Genoa: the recession summit


LONDON — Only a dozen streets from Genoa’s Ducal Palace, the protesters will be assaulting the barricades this weekend like medieval siege engineers. Inside the palace, the eight men who rule the world’s richest economies — well, seven of the world’s richest economies plus Russia, which is there by courtesy — will pretend to each other that they are in charge of the world’s economy. But the G8 summiteers don’t really control the global economy. In fact, even Alan Greenspan doesn’t.

The U.S. Federal Reserve chairman has cut U.S. interest rates every month since the start of the year, but the magic isn’t working any more. The world is teetering on the brink of a long, deep recession — which is, after all, what you’d expect at the end of a nine-year boom. As the International Monetary Fund said in April, in a belated admission of reality: “Experience has shown over the past several decades (that) soft landings are not easy to achieve.”

True, economists have predicted 15 of the past 20 recessions. True, too, that Greenspan has pulled a number of rabbits out of his hat over the past few years. But he failed to predict the recession of the early 1990s, and his pledge to do “whatever is necessary” to avoid the recession of the early 2000s rings hollow as all the indicators turn downward. If fiddling with interest rates was all you had to do to avoid recessions, there would be no such thing as the business cycle.

So what will the presidents, prime ministers and chancellors inside the Ducal Palace make of all this? The ones facing early elections, like France’s President Jacques Chirac, will be frozen like rabbits in the headlights. Those whose reckonings with the electorate are further away, like the host, Italian Prime Minister Silvio Berlusconi, and U.S. President George W. Bush, will be praying that it is a short, shallow recession, over and forgotten before the next election.

Their prayers are unlikely to be answered. “This U.S. recession will be deeper and longer than the consensus currently expects,” predicted the economics team at the HSBC bank in London last month. The U.S. investment bank Bear Sterns was even harsher: “Despite occasional signs of U.S. economic resilience, we think the world is falling into a long recession under the pressure of the ever-strengthening U.S. dollar and crude oil rationing. Debt burdens in Argentina, Brazil and Turkey are crunch points in the global slowdown.”

So what does all this mean for the Lords of Creation inside the Ducal Palace and the revolting peasants outside it? You might assume that the neoliberal consensus that has dominated the global economy for the past decade is in trouble, and that the antiglobalizers are going to win big in the hard times that are coming. It ain’t necessarily so.

The current political incumbents may be punished severely by the voters for the miseries they will shortly be enduring. (It isn’t really the “Bush recession,” just the one that was due around now, but that’s how it will be seen in the U.S.) Yet popular demand in the rich countries will not be to overthrow the system but to get it back on the tracks.
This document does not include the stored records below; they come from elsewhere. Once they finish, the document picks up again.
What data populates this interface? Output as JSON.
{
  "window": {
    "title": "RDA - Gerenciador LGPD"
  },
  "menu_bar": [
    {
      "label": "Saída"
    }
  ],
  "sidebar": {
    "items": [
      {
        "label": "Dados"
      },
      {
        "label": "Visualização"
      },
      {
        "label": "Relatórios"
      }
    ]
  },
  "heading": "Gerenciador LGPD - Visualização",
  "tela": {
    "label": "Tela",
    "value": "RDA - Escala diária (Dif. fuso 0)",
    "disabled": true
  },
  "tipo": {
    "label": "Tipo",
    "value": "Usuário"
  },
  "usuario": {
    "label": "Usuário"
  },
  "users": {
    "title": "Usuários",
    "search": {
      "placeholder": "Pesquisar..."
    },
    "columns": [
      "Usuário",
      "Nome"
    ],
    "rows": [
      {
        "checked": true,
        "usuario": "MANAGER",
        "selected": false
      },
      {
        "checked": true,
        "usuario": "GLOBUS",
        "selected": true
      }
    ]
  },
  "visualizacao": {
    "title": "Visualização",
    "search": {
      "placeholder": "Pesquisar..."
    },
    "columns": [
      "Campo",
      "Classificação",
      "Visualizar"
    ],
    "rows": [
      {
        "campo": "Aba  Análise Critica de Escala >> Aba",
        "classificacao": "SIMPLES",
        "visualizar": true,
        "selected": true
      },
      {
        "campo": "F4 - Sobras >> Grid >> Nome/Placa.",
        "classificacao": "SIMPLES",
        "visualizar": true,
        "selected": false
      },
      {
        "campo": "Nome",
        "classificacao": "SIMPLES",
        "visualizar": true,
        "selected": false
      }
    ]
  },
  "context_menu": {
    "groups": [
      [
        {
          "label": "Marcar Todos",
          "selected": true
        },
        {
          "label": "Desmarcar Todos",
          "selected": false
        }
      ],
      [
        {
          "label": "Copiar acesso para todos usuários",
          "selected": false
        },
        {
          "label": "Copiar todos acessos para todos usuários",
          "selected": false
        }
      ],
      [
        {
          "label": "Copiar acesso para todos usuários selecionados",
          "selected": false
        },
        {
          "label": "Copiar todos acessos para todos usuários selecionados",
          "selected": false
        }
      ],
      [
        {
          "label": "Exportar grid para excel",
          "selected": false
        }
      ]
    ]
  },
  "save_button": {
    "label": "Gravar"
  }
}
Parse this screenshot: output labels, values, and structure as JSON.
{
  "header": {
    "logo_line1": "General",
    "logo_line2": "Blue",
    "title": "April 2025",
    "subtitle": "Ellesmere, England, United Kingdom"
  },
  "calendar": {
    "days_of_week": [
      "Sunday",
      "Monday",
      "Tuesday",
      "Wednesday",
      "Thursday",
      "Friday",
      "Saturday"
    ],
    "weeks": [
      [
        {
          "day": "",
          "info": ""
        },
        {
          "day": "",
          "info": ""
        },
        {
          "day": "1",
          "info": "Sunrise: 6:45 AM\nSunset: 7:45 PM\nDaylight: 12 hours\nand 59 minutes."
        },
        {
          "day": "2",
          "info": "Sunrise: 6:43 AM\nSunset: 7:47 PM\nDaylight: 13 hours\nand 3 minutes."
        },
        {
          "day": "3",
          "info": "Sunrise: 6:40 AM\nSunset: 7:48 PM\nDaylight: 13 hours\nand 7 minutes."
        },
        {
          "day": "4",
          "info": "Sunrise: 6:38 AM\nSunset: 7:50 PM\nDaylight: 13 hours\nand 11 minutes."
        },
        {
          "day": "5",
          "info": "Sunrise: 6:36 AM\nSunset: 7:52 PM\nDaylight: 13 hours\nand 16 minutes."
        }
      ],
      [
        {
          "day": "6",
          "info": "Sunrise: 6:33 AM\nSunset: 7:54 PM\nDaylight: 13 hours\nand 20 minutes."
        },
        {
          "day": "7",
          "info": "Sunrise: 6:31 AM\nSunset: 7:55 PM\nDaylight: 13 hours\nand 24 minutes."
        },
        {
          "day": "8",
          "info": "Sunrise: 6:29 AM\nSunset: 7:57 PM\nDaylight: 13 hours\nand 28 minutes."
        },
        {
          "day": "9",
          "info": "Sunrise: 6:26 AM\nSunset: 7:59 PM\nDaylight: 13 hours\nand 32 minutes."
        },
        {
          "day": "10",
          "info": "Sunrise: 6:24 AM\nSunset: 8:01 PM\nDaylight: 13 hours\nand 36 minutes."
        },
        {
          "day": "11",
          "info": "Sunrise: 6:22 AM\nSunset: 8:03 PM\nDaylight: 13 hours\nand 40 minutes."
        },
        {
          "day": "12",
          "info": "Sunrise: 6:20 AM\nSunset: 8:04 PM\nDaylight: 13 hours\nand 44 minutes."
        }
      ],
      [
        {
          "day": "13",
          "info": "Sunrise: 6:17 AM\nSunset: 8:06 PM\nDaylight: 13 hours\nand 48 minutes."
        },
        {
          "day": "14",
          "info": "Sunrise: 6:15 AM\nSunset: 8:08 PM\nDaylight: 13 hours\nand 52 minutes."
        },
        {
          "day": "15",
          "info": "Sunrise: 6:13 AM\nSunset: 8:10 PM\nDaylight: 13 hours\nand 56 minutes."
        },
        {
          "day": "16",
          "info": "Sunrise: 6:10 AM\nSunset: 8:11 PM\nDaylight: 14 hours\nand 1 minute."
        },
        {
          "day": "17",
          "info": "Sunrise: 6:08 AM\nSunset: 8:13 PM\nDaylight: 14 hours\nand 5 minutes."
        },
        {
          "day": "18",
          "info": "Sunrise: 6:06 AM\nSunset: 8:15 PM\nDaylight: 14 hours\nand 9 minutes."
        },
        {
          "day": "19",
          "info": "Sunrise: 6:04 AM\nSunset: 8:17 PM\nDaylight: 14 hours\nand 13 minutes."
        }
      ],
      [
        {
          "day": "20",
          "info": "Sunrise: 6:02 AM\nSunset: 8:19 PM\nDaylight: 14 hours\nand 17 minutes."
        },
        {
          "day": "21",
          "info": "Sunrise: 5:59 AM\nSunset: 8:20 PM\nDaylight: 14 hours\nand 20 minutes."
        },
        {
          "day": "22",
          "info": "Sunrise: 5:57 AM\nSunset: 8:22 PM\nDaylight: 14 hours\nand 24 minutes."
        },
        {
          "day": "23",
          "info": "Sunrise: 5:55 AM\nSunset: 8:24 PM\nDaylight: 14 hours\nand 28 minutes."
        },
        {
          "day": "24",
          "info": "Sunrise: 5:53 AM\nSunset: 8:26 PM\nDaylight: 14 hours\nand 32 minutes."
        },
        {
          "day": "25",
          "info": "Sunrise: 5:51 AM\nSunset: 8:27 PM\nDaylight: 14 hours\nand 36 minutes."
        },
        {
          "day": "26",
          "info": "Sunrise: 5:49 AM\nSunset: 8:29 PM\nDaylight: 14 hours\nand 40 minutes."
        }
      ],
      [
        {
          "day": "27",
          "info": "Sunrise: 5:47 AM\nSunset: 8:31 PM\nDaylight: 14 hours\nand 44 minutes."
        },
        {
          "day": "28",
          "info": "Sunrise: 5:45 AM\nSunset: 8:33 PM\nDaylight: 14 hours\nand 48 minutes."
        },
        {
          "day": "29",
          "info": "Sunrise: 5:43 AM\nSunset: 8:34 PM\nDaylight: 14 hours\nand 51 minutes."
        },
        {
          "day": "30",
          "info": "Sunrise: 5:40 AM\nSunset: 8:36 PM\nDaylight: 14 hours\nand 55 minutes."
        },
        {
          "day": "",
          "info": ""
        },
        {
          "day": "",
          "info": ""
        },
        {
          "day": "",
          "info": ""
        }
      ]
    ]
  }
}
But what about the poor countries that the anticapitalist demonstrators see as the first and worst victims of globalization? Surely they will take new heart from the troubles of the rich, and begin the long fight against the system that has allegedly consigned them forever to the lower orders of global society. No, they won’t, because they are mostly doing well under the current dispensation.

Some Third World countries, especially in Africa, are falling ever further behind. Individuals and whole groups in every country lose out even when development is taking off. But a child born today in the developing world will live eight years longer than one born in 1970, and adult literacy has grown from 47 percent to 73 percent.

According to the 2001 Human Development Report published last week by the United Nations Development Program, average incomes in Third World countries have nearly doubled in the past 30 years, from $1,300 per year to $2,500. At the bottom end of the spectrum, the number of people in the developing countries living on less than $1 a day has fallen from 29 percent to 24 percent in the past decade.

The number of babies in the developing world dying before their first birthday has dropped by two-thirds, to what was the level in the rich countries in 1970. Nearly all children now go to primary school, a majority make it to secondary school — and the proportion of girls in school in developing countries has risen from half the number of boys to about 90 percent.

There are great disparities between different parts of the former Third World, but you must admit that this is progress. And while it may not be happening because of globalization, it is at least happening despite globalization.

So a recession, or even a full-blown financial crisis in the developed world, will not suddenly swing the world’s people behind the antiglobalization movement. The political careers of the suits inside the Ducal Palace in Genoa may be severely impaired by a lengthy recession, but the system will not be shaken.